Marceil Ten Eyck (2000) also discussed her daughter, Sidney, and her transition to adulthood. She addressed such issues as dealing with relationships, learning to drive, managing money, and finding and keeping a job. Of particular note, she discussed providing Sidney with opportunities to learn skills necessary for living life on her own and increasing her independence gradually. When Sidney was still in school, Ms. Ten Eyck focused on how Sidney could ask for assistance for herself. They developed a 4-stage plan outlining who to approach about problems. For a problem at school, Sidney would first approach the teacher, then the counselor, etc. She was able follow the plan when she did have difficulties. When it was time for Sidney to consider living on her own, Ms. Ten Eyck also taught her daily living skills (for example, food preparation, shopping, housecleaning, maintaining a car) and then allowed her time on her own to try them out. The time periods gradually increased from a few hours to a weekend to two weeks. This gave Sidney a chance to gain confidence about being independent. It was always possible for Sidney to contact Ms. Ten Eyck if she needed help, so she was protected from risk. While encountering a number of difficulties, Sidney eventually achieved adult role transitions by graduating from high school, moving away from home, finding a job she enjoys, and establishing a happy marriage.
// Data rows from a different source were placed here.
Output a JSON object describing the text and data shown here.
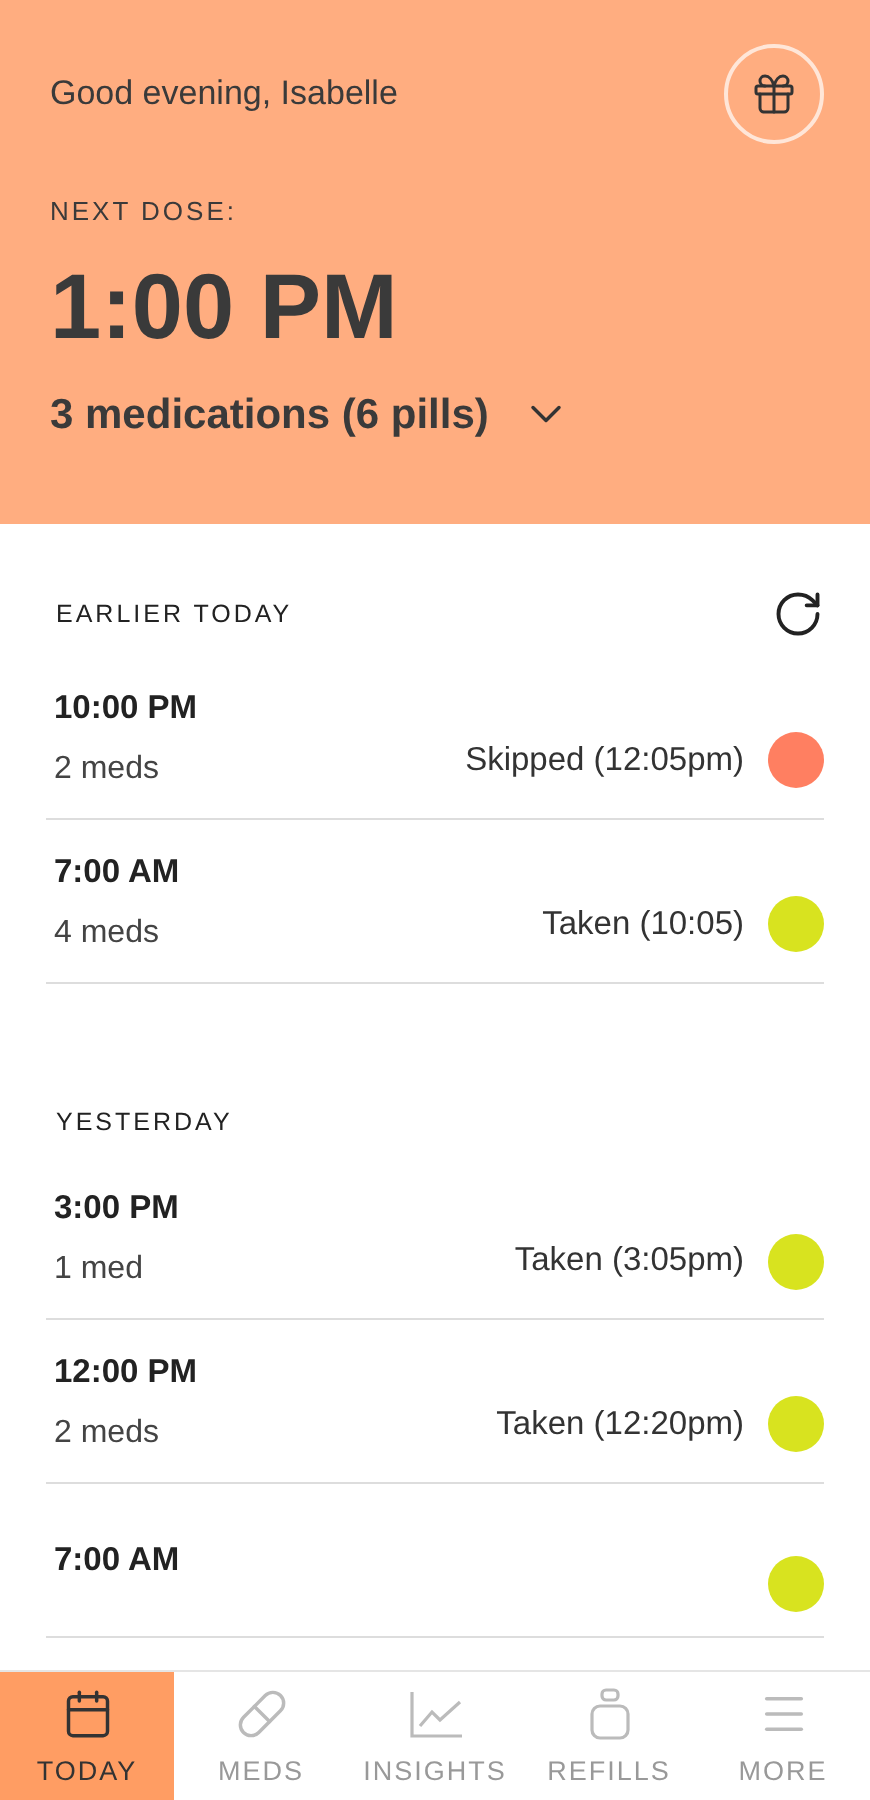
{
  "header": {
    "greeting": "Good evening, Isabelle",
    "next_dose_label": "NEXT DOSE:",
    "next_dose_time": "1:00 PM",
    "next_dose_summary": "3 medications (6 pills)"
  },
  "sections": [
    {
      "title": "EARLIER TODAY",
      "refresh": true,
      "doses": [
        {
          "time": "10:00 PM",
          "count": "2 meds",
          "status": "Skipped (12:05pm)",
          "color": "#ff7f61"
        },
        {
          "time": "7:00 AM",
          "count": "4 meds",
          "status": "Taken (10:05)",
          "color": "#d8e31f"
        }
      ]
    },
    {
      "title": "YESTERDAY",
      "refresh": false,
      "doses": [
        {
          "time": "3:00 PM",
          "count": "1 med",
          "status": "Taken (3:05pm)",
          "color": "#d8e31f"
        },
        {
          "time": "12:00 PM",
          "count": "2 meds",
          "status": "Taken (12:20pm)",
          "color": "#d8e31f"
        },
        {
          "time": "7:00 AM",
          "color": "#d8e31f"
        }
      ]
    }
  ],
  "nav": [
    {
      "kind": "today",
      "label": "TODAY",
      "selected": true
    },
    {
      "kind": "meds",
      "label": "MEDS",
      "selected": false
    },
    {
      "kind": "insights",
      "label": "INSIGHTS",
      "selected": false
    },
    {
      "kind": "refills",
      "label": "REFILLS",
      "selected": false
    },
    {
      "kind": "more",
      "label": "MORE",
      "selected": false
    }
  ]
}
These anecdotal reports suggest that developing ways to support young adults (for instance, breaking tasks into smaller segments, discussing in advance possible ways to ask for assistance, setting up support networks) may be helpful in dealing with issues arising at this time in development. They also point up the advantage provided by the presence of a supportive parent or social network, including teachers and other important adults in the lives of adolescents and young adults with FASDs.
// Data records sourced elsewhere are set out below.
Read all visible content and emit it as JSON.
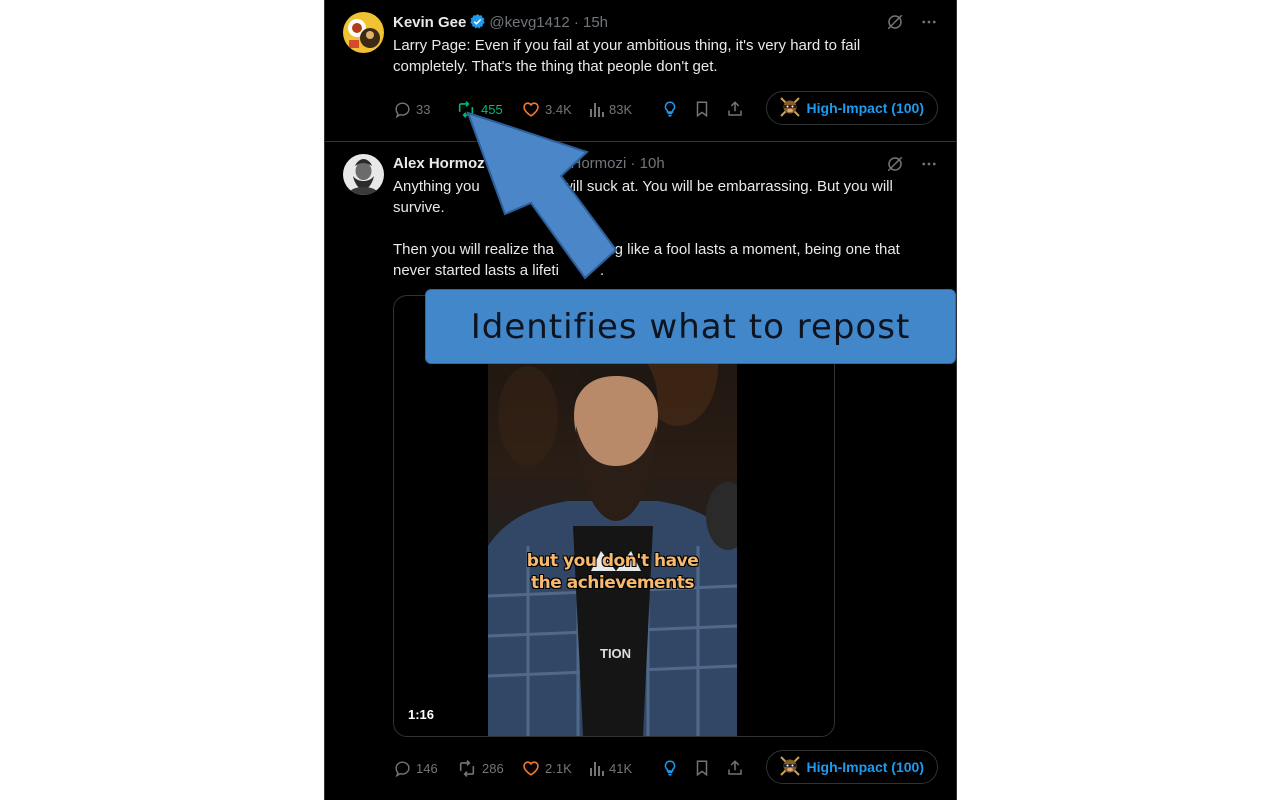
{
  "tweets": [
    {
      "author_name": "Kevin Gee",
      "verified": true,
      "meta": "@kevg1412 · 15h",
      "text": "Larry Page: Even if you fail at your ambitious thing, it's very hard to fail completely. That's the thing that people don't get.",
      "stats": {
        "replies": "33",
        "reposts": "455",
        "likes": "3.4K",
        "views": "83K"
      },
      "badge": "High-Impact (100)"
    },
    {
      "author_name": "Alex Hormoz",
      "meta": "xHormozi · 10h",
      "text_segments": [
        "Anything you",
        "ou will suck at. You will be embarrassing. But you will",
        "survive.",
        "Then you will realize tha",
        "ing like a fool lasts a moment, being one that",
        "never started lasts a lifeti",
        "."
      ],
      "video": {
        "duration": "1:16",
        "caption_line1": "but you don't have",
        "caption_line2": "the achievements",
        "logo_text": "TION"
      },
      "stats": {
        "replies": "146",
        "reposts": "286",
        "likes": "2.1K",
        "views": "41K"
      },
      "badge": "High-Impact (100)"
    }
  ],
  "annotation": {
    "callout_text": "Identifies what to repost",
    "color": "#4287c9"
  },
  "colors": {
    "background": "#000000",
    "text": "#e7e9ea",
    "muted": "#71767b",
    "accent": "#1d9bf0",
    "repost_active": "#00ba7c",
    "like": "#f4772e"
  }
}
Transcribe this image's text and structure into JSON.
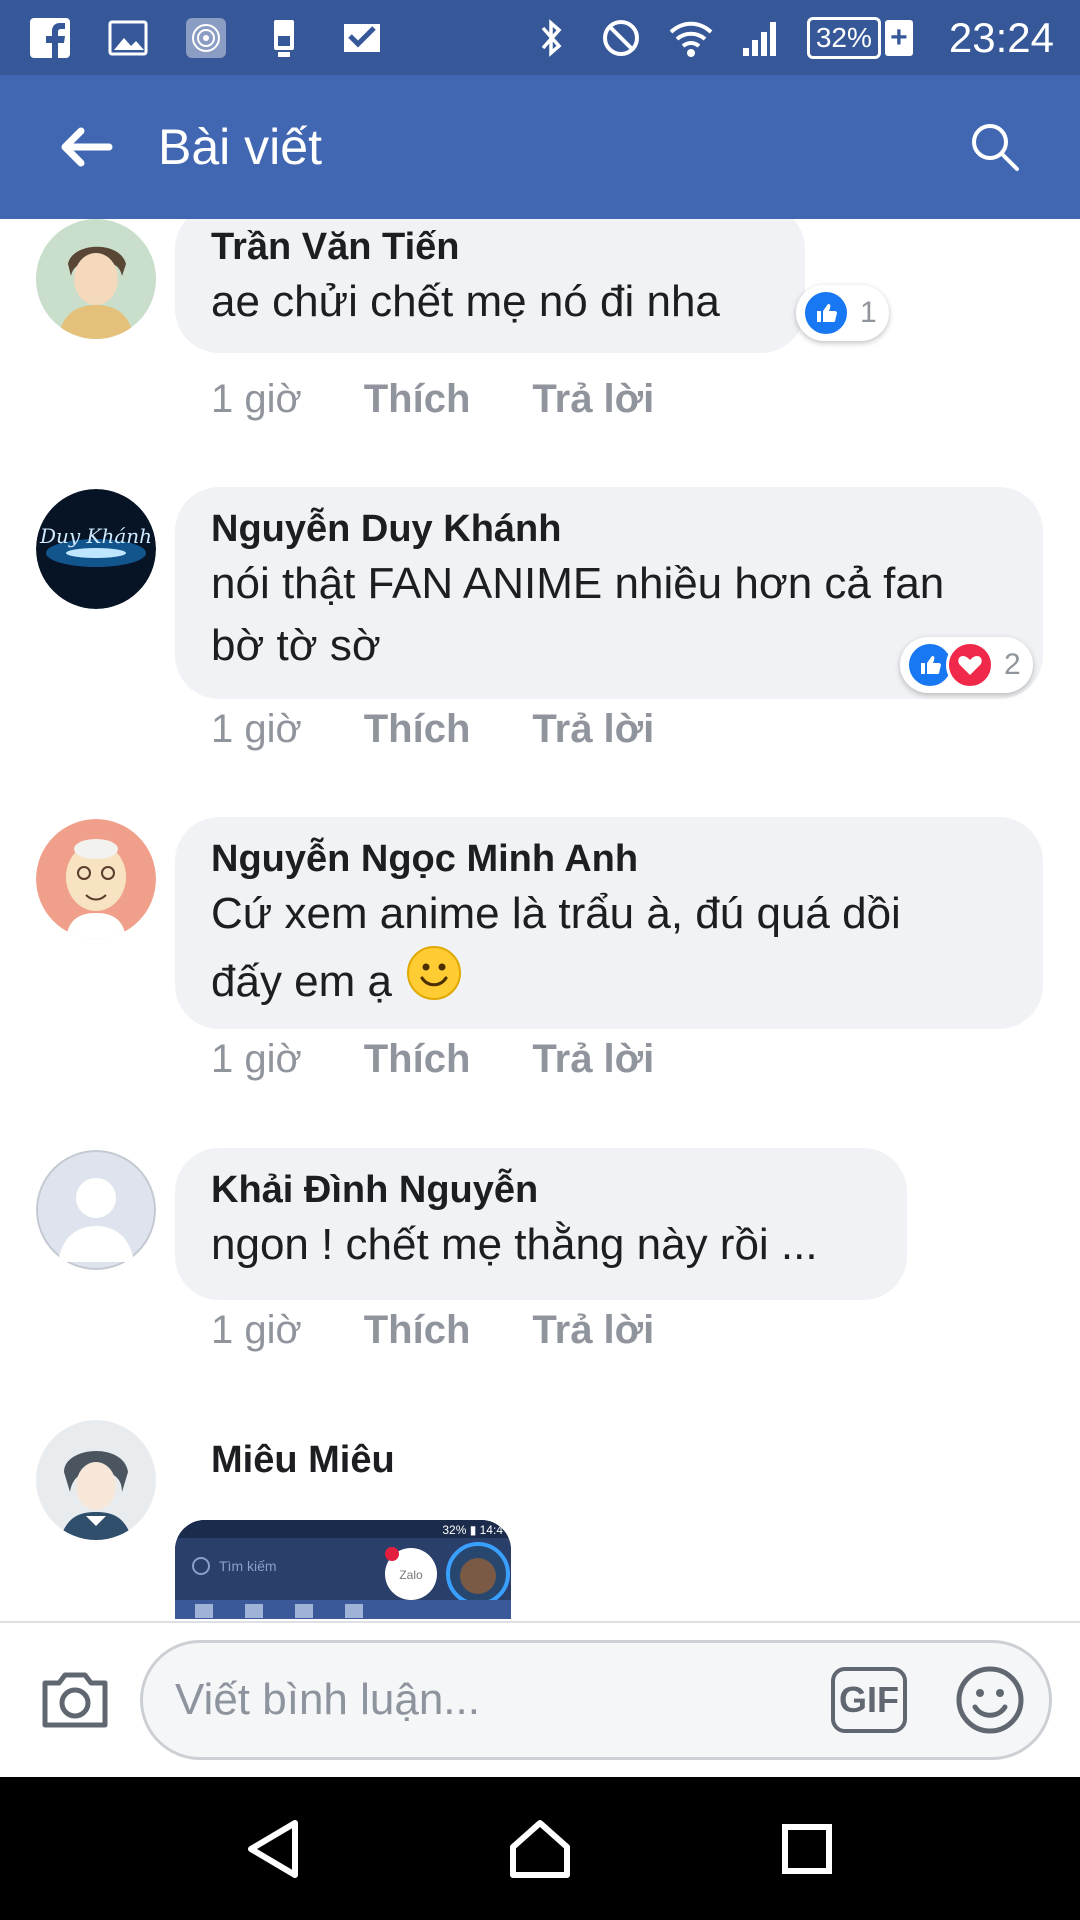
{
  "status_bar": {
    "battery_percent": "32%",
    "time": "23:24"
  },
  "app_bar": {
    "title": "Bài viết"
  },
  "comments": [
    {
      "author": "Trần Văn Tiến",
      "text": "ae chửi chết mẹ nó đi nha",
      "time": "1 giờ",
      "like_label": "Thích",
      "reply_label": "Trả lời",
      "reaction_count": "1"
    },
    {
      "author": "Nguyễn Duy Khánh",
      "text_line1": "nói thật FAN ANIME nhiều hơn cả  fan",
      "text_line2": "bờ tờ sờ",
      "time": "1 giờ",
      "like_label": "Thích",
      "reply_label": "Trả lời",
      "reaction_count": "2"
    },
    {
      "author": "Nguyễn Ngọc Minh Anh",
      "text_line1": "Cứ xem anime là trẩu à, đú quá dồi",
      "text_line2": "đấy em ạ",
      "time": "1 giờ",
      "like_label": "Thích",
      "reply_label": "Trả lời"
    },
    {
      "author": "Khải Đình Nguyễn",
      "text": "ngon ! chết mẹ thằng này rồi ...",
      "time": "1 giờ",
      "like_label": "Thích",
      "reply_label": "Trả lời"
    },
    {
      "author": "Miêu Miêu",
      "attachment": {
        "search_placeholder": "Tìm kiếm",
        "status_text": "32% ▮ 14:4",
        "app_label": "Zalo"
      }
    }
  ],
  "composer": {
    "placeholder": "Viết bình luận...",
    "gif_label": "GIF"
  },
  "colors": {
    "status_bar": "#365899",
    "app_bar": "#4267b2",
    "bubble": "#f0f2f5",
    "meta_text": "#90949c",
    "like": "#1877f2",
    "love": "#f0284a"
  }
}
Canney, M.L. (2000). Ryland’s gift: How my son taught me to be a good mother. In Kleinfeld, J., Morse, B. & Wescott, S. (Eds). Fantastic Antone Grows Up: Adolescents and Adults with Fetal Alcohol Syndrome. Fairbanks: University of Alaska Press, pp.45-59.
Gere, A.R. & Gere, C. (2000). The graduate: College for students with FAS/E. In Kleinfeld, J., Morse, B. & Wescott, S. (Eds). Fantastic Antone Grows Up: Adolescents and Adults with Fetal Alcohol Syndrome. Fairbanks: University of Alaska Press, pp.61-78.
Stresssguth. S.P., Barr, H.M., Kogan, J. & Bookstein, F. (1996). Understanding the Occurrence of Secondary Disabilities in Clients with Fetal Alcohol Syndrome (FAS) and Fetal Alcohol Effects (FAE). Seattle, WA: Fetal Alcohol and Drug Unit, University of Washington School of Medicine.
Ten Eyck, M. (2000). Living independently: A mother’s tale. In Kleinfeld, J., Morse, B. & Wescott, S. (Eds). Fantastic Antone Grows Up: Adolescents and Adults with Fetal Alcohol Syndrome. Fairbanks: University of Alaska Press, pp. 85-101.
Working with Adolescents and Young Adults:
Growing into Young Adulthood (Tenkku)
Working with Affected Women (Grant)
Project Step-Up (O'Connor)